## Interface dataset entries:

[Start of section]

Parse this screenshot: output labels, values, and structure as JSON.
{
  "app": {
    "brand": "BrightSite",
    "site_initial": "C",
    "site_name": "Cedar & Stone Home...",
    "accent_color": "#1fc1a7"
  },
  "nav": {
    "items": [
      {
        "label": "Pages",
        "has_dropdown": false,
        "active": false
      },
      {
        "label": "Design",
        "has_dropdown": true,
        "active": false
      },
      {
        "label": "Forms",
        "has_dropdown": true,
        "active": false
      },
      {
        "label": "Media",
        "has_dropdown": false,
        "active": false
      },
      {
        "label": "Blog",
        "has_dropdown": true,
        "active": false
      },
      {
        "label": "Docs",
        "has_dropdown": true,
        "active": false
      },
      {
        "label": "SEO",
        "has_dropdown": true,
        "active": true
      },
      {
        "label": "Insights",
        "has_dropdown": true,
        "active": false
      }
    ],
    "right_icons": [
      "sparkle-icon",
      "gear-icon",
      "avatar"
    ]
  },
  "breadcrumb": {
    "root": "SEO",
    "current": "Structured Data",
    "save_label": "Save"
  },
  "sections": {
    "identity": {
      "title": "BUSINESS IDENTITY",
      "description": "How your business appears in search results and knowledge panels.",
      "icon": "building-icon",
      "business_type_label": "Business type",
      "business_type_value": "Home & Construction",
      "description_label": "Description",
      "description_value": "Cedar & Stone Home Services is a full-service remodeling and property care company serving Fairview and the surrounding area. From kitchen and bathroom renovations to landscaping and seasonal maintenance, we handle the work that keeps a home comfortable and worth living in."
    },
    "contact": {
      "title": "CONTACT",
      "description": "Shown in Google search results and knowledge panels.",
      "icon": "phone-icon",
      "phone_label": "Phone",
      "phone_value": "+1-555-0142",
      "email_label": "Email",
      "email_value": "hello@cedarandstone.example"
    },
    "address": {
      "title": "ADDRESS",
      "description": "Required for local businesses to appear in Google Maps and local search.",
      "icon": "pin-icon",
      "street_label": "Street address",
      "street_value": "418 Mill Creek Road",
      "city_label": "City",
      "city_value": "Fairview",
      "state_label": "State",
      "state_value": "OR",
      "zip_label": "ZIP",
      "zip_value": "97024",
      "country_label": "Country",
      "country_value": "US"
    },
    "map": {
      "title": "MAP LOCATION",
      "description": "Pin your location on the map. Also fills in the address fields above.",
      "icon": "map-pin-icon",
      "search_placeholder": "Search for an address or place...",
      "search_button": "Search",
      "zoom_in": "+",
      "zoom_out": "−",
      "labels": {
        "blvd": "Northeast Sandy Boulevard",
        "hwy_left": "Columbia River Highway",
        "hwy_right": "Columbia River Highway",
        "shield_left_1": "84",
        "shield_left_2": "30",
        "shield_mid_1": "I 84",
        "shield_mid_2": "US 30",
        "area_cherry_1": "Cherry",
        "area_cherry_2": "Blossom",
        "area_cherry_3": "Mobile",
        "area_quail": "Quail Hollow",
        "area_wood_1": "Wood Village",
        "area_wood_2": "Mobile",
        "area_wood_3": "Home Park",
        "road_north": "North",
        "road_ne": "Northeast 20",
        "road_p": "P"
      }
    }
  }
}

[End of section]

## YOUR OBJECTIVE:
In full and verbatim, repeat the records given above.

## SOLVED EXERCISE:
Parse this screenshot: output labels, values, and structure as JSON.
{
  "app": {
    "brand": "BrightSite",
    "site_initial": "C",
    "site_name": "Cedar & Stone Home...",
    "accent_color": "#1fc1a7"
  },
  "nav": {
    "items": [
      {
        "label": "Pages",
        "has_dropdown": false,
        "active": false
      },
      {
        "label": "Design",
        "has_dropdown": true,
        "active": false
      },
      {
        "label": "Forms",
        "has_dropdown": true,
        "active": false
      },
      {
        "label": "Media",
        "has_dropdown": false,
        "active": false
      },
      {
        "label": "Blog",
        "has_dropdown": true,
        "active": false
      },
      {
        "label": "Docs",
        "has_dropdown": true,
        "active": false
      },
      {
        "label": "SEO",
        "has_dropdown": true,
        "active": true
      },
      {
        "label": "Insights",
        "has_dropdown": true,
        "active": false
      }
    ],
    "right_icons": [
      "sparkle-icon",
      "gear-icon",
      "avatar"
    ]
  },
  "breadcrumb": {
    "root": "SEO",
    "current": "Structured Data",
    "save_label": "Save"
  },
  "sections": {
    "identity": {
      "title": "BUSINESS IDENTITY",
      "description": "How your business appears in search results and knowledge panels.",
      "icon": "building-icon",
      "business_type_label": "Business type",
      "business_type_value": "Home & Construction",
      "description_label": "Description",
      "description_value": "Cedar & Stone Home Services is a full-service remodeling and property care company serving Fairview and the surrounding area. From kitchen and bathroom renovations to landscaping and seasonal maintenance, we handle the work that keeps a home comfortable and worth living in."
    },
    "contact": {
      "title": "CONTACT",
      "description": "Shown in Google search results and knowledge panels.",
      "icon": "phone-icon",
      "phone_label": "Phone",
      "phone_value": "+1-555-0142",
      "email_label": "Email",
      "email_value": "hello@cedarandstone.example"
    },
    "address": {
      "title": "ADDRESS",
      "description": "Required for local businesses to appear in Google Maps and local search.",
      "icon": "pin-icon",
      "street_label": "Street address",
      "street_value": "418 Mill Creek Road",
      "city_label": "City",
      "city_value": "Fairview",
      "state_label": "State",
      "state_value": "OR",
      "zip_label": "ZIP",
      "zip_value": "97024",
      "country_label": "Country",
      "country_value": "US"
    },
    "map": {
      "title": "MAP LOCATION",
      "description": "Pin your location on the map. Also fills in the address fields above.",
      "icon": "map-pin-icon",
      "search_placeholder": "Search for an address or place...",
      "search_button": "Search",
      "zoom_in": "+",
      "zoom_out": "−",
      "labels": {
        "blvd": "Northeast Sandy Boulevard",
        "hwy_left": "Columbia River Highway",
        "hwy_right": "Columbia River Highway",
        "shield_left_1": "84",
        "shield_left_2": "30",
        "shield_mid_1": "I 84",
        "shield_mid_2": "US 30",
        "area_cherry_1": "Cherry",
        "area_cherry_2": "Blossom",
        "area_cherry_3": "Mobile",
        "area_quail": "Quail Hollow",
        "area_wood_1": "Wood Village",
        "area_wood_2": "Mobile",
        "area_wood_3": "Home Park",
        "road_north": "North",
        "road_ne": "Northeast 20",
        "road_p": "P"
      }
    }
  }
}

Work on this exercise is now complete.